(Page and application data records)

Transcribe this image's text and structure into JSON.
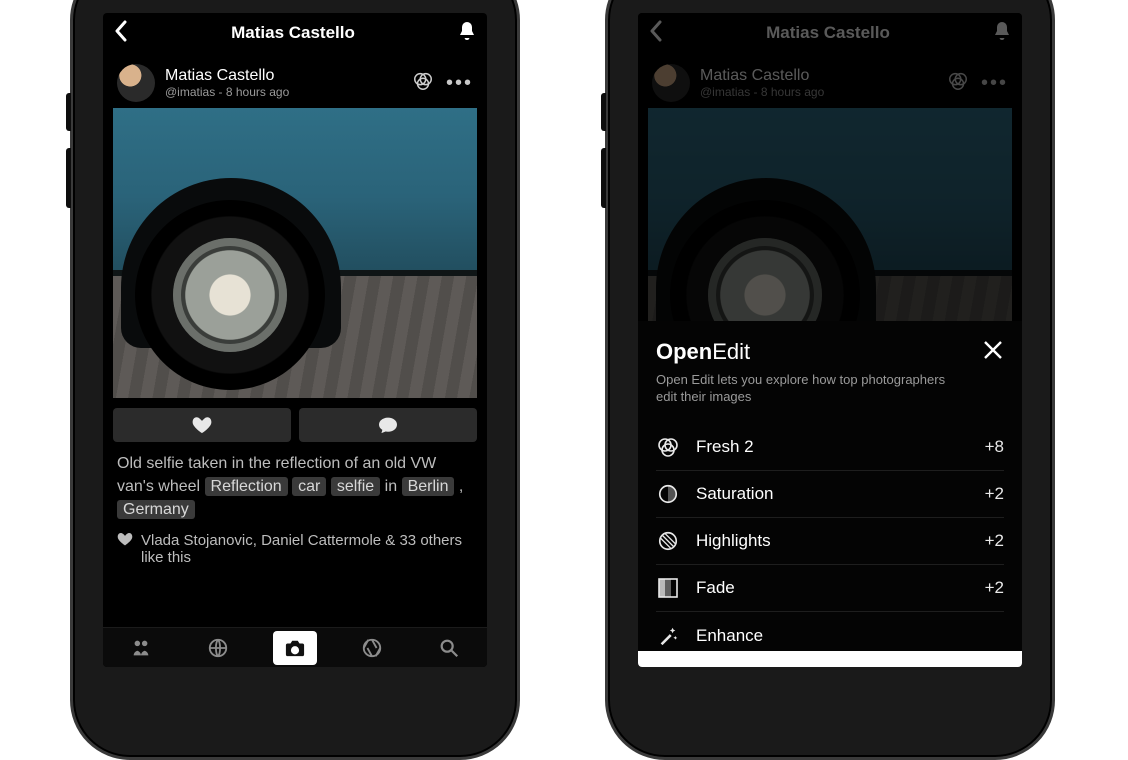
{
  "header": {
    "title": "Matias Castello"
  },
  "post": {
    "author_name": "Matias Castello",
    "author_handle": "@imatias",
    "time_ago": "8 hours ago",
    "caption_pre": "Old selfie taken in the reflection of an old VW van's wheel ",
    "caption_mid": " in ",
    "caption_sep": " , ",
    "tags": {
      "t1": "Reflection",
      "t2": "car",
      "t3": "selfie",
      "t4": "Berlin",
      "t5": "Germany"
    },
    "likes_text": "Vlada Stojanovic, Daniel Cattermole & 33 others like this"
  },
  "open_edit": {
    "title_bold": "Open",
    "title_light": "Edit",
    "subtitle": "Open Edit lets you explore how top photographers edit their images",
    "items": [
      {
        "label": "Fresh 2",
        "value": "+8"
      },
      {
        "label": "Saturation",
        "value": "+2"
      },
      {
        "label": "Highlights",
        "value": "+2"
      },
      {
        "label": "Fade",
        "value": "+2"
      },
      {
        "label": "Enhance",
        "value": ""
      }
    ]
  }
}
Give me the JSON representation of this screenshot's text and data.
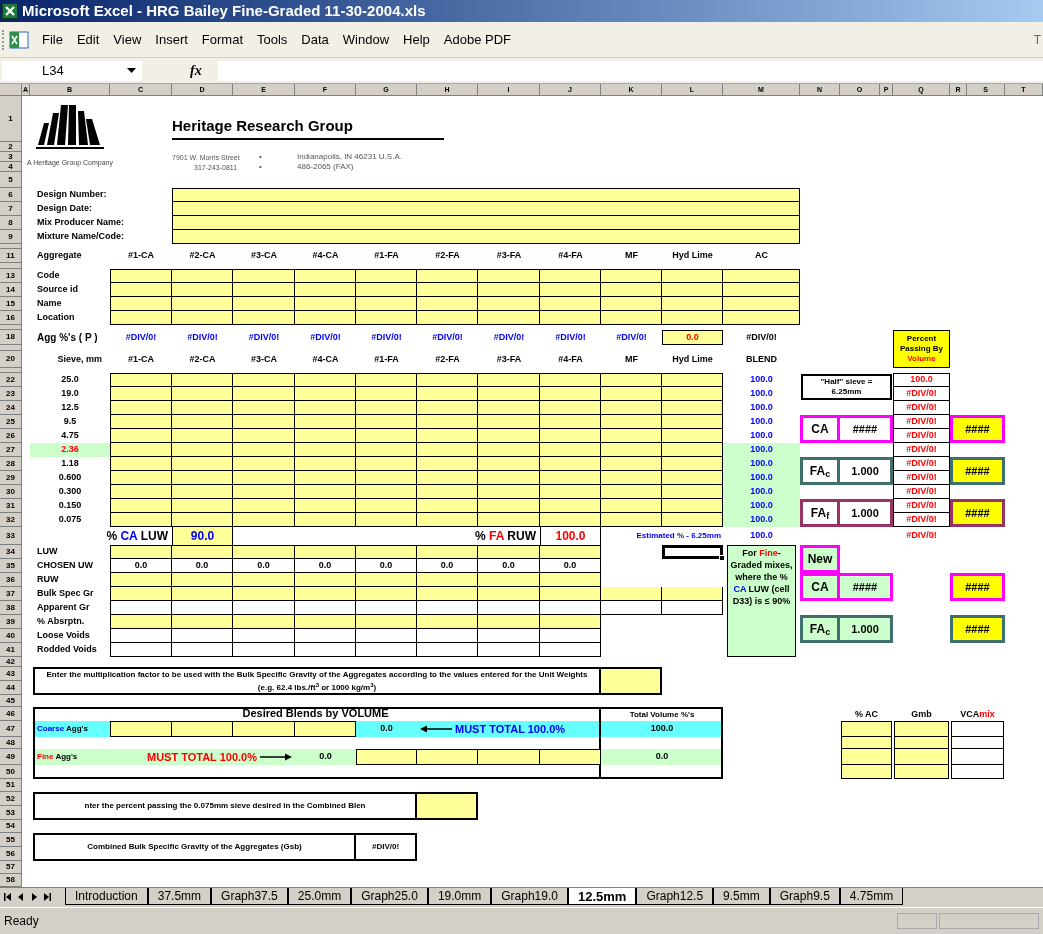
{
  "window": {
    "title": "Microsoft Excel - HRG Bailey Fine-Graded 11-30-2004.xls"
  },
  "menu": [
    "File",
    "Edit",
    "View",
    "Insert",
    "Format",
    "Tools",
    "Data",
    "Window",
    "Help",
    "Adobe PDF"
  ],
  "question_box": "T",
  "formula_bar": {
    "name_box": "L34",
    "function_label": "fx"
  },
  "columns": [
    "A",
    "B",
    "C",
    "D",
    "E",
    "F",
    "G",
    "H",
    "I",
    "J",
    "K",
    "L",
    "M",
    "N",
    "O",
    "P",
    "Q",
    "R",
    "S",
    "T"
  ],
  "row_numbers": [
    "1",
    "2",
    "3",
    "4",
    "5",
    "6",
    "7",
    "8",
    "9",
    "11",
    "13",
    "14",
    "15",
    "16",
    "18",
    "20",
    "22",
    "23",
    "24",
    "25",
    "26",
    "27",
    "28",
    "29",
    "30",
    "31",
    "32",
    "33",
    "34",
    "35",
    "36",
    "37",
    "38",
    "39",
    "40",
    "41",
    "42",
    "43",
    "44",
    "45",
    "46",
    "47",
    "48",
    "49",
    "50",
    "51",
    "52",
    "53",
    "54",
    "55",
    "56",
    "57",
    "58"
  ],
  "letterhead": {
    "company": "Heritage Research Group",
    "tagline": "A Heritage Group Company",
    "address": [
      [
        "7901 W. Morris Street",
        "•",
        "Indianapolis, IN 46231 U.S.A."
      ],
      [
        "317-243-0811",
        "•",
        "486-2065 (FAX)"
      ]
    ]
  },
  "design_fields": [
    "Design Number:",
    "Design Date:",
    "Mix Producer Name:",
    "Mixture Name/Code:"
  ],
  "aggregates": {
    "label": "Aggregate",
    "headers": [
      "#1-CA",
      "#2-CA",
      "#3-CA",
      "#4-CA",
      "#1-FA",
      "#2-FA",
      "#3-FA",
      "#4-FA",
      "MF",
      "Hyd Lime",
      "AC"
    ],
    "rows": [
      "Code",
      "Source id",
      "Name",
      "Location"
    ]
  },
  "agg_percent": {
    "label": "Agg %'s ( P )",
    "values": [
      "#DIV/0!",
      "#DIV/0!",
      "#DIV/0!",
      "#DIV/0!",
      "#DIV/0!",
      "#DIV/0!",
      "#DIV/0!",
      "#DIV/0!",
      "#DIV/0!"
    ],
    "hyd_lime": "0.0",
    "ac": "#DIV/0!"
  },
  "sieve_table": {
    "label": "Sieve, mm",
    "headers": [
      "#1-CA",
      "#2-CA",
      "#3-CA",
      "#4-CA",
      "#1-FA",
      "#2-FA",
      "#3-FA",
      "#4-FA",
      "MF",
      "Hyd Lime"
    ],
    "blend_header": "BLEND",
    "rows": [
      {
        "size": "25.0",
        "blend": "100.0",
        "passing": "100.0",
        "highlighted": false,
        "blend_shaded": false
      },
      {
        "size": "19.0",
        "blend": "100.0",
        "passing": "#DIV/0!",
        "highlighted": false,
        "blend_shaded": false
      },
      {
        "size": "12.5",
        "blend": "100.0",
        "passing": "#DIV/0!",
        "highlighted": false,
        "blend_shaded": false
      },
      {
        "size": "9.5",
        "blend": "100.0",
        "passing": "#DIV/0!",
        "highlighted": false,
        "blend_shaded": false
      },
      {
        "size": "4.75",
        "blend": "100.0",
        "passing": "#DIV/0!",
        "highlighted": false,
        "blend_shaded": false
      },
      {
        "size": "2.36",
        "blend": "100.0",
        "passing": "#DIV/0!",
        "highlighted": true,
        "blend_shaded": true
      },
      {
        "size": "1.18",
        "blend": "100.0",
        "passing": "#DIV/0!",
        "highlighted": false,
        "blend_shaded": true
      },
      {
        "size": "0.600",
        "blend": "100.0",
        "passing": "#DIV/0!",
        "highlighted": false,
        "blend_shaded": true
      },
      {
        "size": "0.300",
        "blend": "100.0",
        "passing": "#DIV/0!",
        "highlighted": false,
        "blend_shaded": true
      },
      {
        "size": "0.150",
        "blend": "100.0",
        "passing": "#DIV/0!",
        "highlighted": false,
        "blend_shaded": true
      },
      {
        "size": "0.075",
        "blend": "100.0",
        "passing": "#DIV/0!",
        "highlighted": false,
        "blend_shaded": true
      }
    ]
  },
  "percent_passing_header": {
    "text": "Percent Passing By",
    "accent": "Volume"
  },
  "half_sieve": [
    "\"Half\" sieve =",
    "6.25mm"
  ],
  "factor_boxes": [
    {
      "label": "CA",
      "value": "####",
      "color": "#ff00ff",
      "result": "####"
    },
    {
      "label": "FA$_{c}$",
      "value": "1.000",
      "color": "#3f7070",
      "result": "####"
    },
    {
      "label": "FA$_{f}$",
      "value": "1.000",
      "color": "#993366",
      "result": "####"
    }
  ],
  "luw_row": {
    "ca_label": {
      "prefix": "%",
      "accent": "CA",
      "suffix": "LUW"
    },
    "ca_value": "90.0",
    "fa_label": {
      "prefix": "%",
      "accent": "FA",
      "suffix": "RUW"
    },
    "fa_value": "100.0",
    "estimate_label": "Estimated % - 6.25mm",
    "blend": "100.0",
    "passing": "#DIV/0!"
  },
  "properties": [
    {
      "label": "LUW",
      "kind": "input"
    },
    {
      "label": "CHOSEN UW",
      "kind": "values",
      "values": [
        "0.0",
        "0.0",
        "0.0",
        "0.0",
        "0.0",
        "0.0",
        "0.0",
        "0.0"
      ]
    },
    {
      "label": "RUW",
      "kind": "input"
    },
    {
      "label": "Bulk Spec Gr",
      "kind": "input-wide"
    },
    {
      "label": "Apparent Gr",
      "kind": "blank-wide"
    },
    {
      "label": "% Absrptn.",
      "kind": "input"
    },
    {
      "label": "Loose Voids",
      "kind": "blank"
    },
    {
      "label": "Rodded Voids",
      "kind": "blank"
    }
  ],
  "fine_graded_note": [
    {
      "text": "For "
    },
    {
      "text": "Fine",
      "color": "#ff0000"
    },
    {
      "text": "-Graded mixes, where the % "
    },
    {
      "text": "CA",
      "color": "#0000ff"
    },
    {
      "text": " LUW (cell D33) is ≤ 90%"
    }
  ],
  "new_section": {
    "label": "New",
    "boxes": [
      {
        "label": "CA",
        "value": "####",
        "color": "#ff00ff",
        "result": "####"
      },
      {
        "label": "FA$_{c}$",
        "value": "1.000",
        "color": "#3f7070",
        "result": "####"
      }
    ]
  },
  "multiplication_note": "Enter the multiplication factor to be used with the Bulk Specific Gravity of the Aggregates according to the values entered for the Unit Weights (e.g. 62.4 lbs./ft$^{3}$ or 1000 kg/m$^{3}$)",
  "blends": {
    "title": "Desired Blends by VOLUME",
    "total_title": "Total Volume %'s",
    "coarse": {
      "accent": "Coarse",
      "label": "Agg's",
      "sum": "0.0",
      "must_total": "MUST TOTAL 100.0%",
      "total": "100.0"
    },
    "fine": {
      "accent": "Fine",
      "label": "Agg's",
      "sum": "0.0",
      "must_total": "MUST TOTAL 100.0%",
      "total": "0.0"
    }
  },
  "passing_note": "nter the percent passing the 0.075mm sieve desired in the Combined Blen",
  "gsb": {
    "label": "Combined Bulk Specific Gravity of the Aggregates (Gsb)",
    "value": "#DIV/0!"
  },
  "vca_table": {
    "headers": [
      {
        "text": "% AC",
        "kind": "input"
      },
      {
        "text": "Gmb",
        "kind": "input"
      },
      {
        "text": "VCA",
        "accent": "mix",
        "kind": "blank"
      }
    ]
  },
  "sheet_tabs": [
    {
      "label": "Introduction",
      "selected": false
    },
    {
      "label": "37.5mm",
      "selected": false
    },
    {
      "label": "Graph37.5",
      "selected": false
    },
    {
      "label": "25.0mm",
      "selected": false
    },
    {
      "label": "Graph25.0",
      "selected": false
    },
    {
      "label": "19.0mm",
      "selected": false
    },
    {
      "label": "Graph19.0",
      "selected": false
    },
    {
      "label": "12.5mm",
      "selected": true
    },
    {
      "label": "Graph12.5",
      "selected": false
    },
    {
      "label": "9.5mm",
      "selected": false
    },
    {
      "label": "Graph9.5",
      "selected": false
    },
    {
      "label": "4.75mm",
      "selected": false
    }
  ],
  "status": "Ready"
}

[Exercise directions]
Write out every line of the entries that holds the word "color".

[Result for this task]
      "color": "#ff00ff",
      "color": "#3f7070",
      "color": "#993366",
      "color": "#ff0000"
      "color": "#0000ff"
        "color": "#ff00ff",
        "color": "#3f7070",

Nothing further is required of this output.